Speaking at a CNN town hall with Anderson Cooper that evening, former FBI Director James Comey—whose firing President Donald Trump claims was predicated on advice from Rosenstein himself—described Rosenstein as a “person of accomplishment” who nevertheless was not a person of “strong character,” which in high-level cop-talk I guess means a real sack of crap.


Comey continued, painting Rosenstein as a weak-willed sycophant who justified his increasing kowtowing to Trump’s authoritarianism as some vein attempt at heroic self-preservation.

[People like Rosenstein] start telling themselves a story to justify their being trapped which is “yeah he’s awful but the country needs me”—Republicans are doing this in Congress—“Yeah it’s awful but if I speak I’ll get defeated and this nation needs me here right now” and so they start to make little compromises to stay on the team: Echo [Trump’s] words. Use the term spying. Talk about collusion, or just be silent, thinking “that’s what I need to do to survive” and in the process, [Trump] has eaten their soul.

Damn, Rod, I don’t think he likes you very much.

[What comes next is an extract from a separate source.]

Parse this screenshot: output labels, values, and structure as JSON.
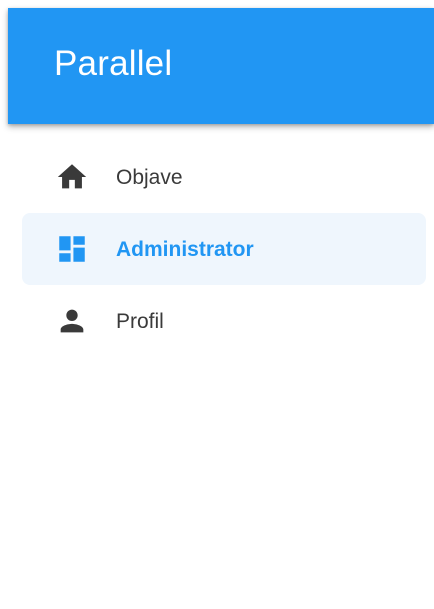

Comey, whose last-minute decision to re-open the investigation into Hillary Clinton may very well have handed Trump the presidency, has filled the time since his firing with milquetoast tweets, annoying platitudes about the power of free speech, and gripes about his former DOJ peers. And while Rod Rosenstein has yet to respond publicly to Comey’s swipe, the fact that he’s now a private citizen means it might only be a matter of time before he sets up a Twitter account dedicated to some post-retirement whining of his own.